# Directions for this task
Whenever the word "heart" turns up in a line below, that line should be copied.

# Provided data
---+---

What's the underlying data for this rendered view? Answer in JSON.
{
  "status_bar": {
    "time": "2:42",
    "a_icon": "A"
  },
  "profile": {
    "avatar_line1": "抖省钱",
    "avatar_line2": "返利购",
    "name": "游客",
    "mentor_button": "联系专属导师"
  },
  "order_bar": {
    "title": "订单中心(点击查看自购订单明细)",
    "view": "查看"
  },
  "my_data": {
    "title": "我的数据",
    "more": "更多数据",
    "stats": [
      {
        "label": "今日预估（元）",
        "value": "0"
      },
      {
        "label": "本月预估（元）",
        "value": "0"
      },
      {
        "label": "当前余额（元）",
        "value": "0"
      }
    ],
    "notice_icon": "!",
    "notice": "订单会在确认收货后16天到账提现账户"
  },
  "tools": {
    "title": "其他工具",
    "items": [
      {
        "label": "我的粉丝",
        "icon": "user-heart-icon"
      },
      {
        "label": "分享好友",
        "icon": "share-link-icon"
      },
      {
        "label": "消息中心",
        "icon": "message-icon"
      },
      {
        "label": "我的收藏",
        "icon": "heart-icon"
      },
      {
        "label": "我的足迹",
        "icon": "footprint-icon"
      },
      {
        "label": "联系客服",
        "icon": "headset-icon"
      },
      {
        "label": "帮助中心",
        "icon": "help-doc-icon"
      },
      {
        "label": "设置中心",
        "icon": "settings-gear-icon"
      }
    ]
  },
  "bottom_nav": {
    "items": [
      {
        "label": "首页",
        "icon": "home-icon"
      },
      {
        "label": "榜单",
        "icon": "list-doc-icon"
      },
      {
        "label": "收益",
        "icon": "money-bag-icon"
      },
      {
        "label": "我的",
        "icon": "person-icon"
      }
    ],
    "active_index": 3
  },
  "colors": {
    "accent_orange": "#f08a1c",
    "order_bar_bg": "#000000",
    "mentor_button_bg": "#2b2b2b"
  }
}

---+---

# Written solution
        "icon": "user-heart-icon"
        "icon": "heart-icon"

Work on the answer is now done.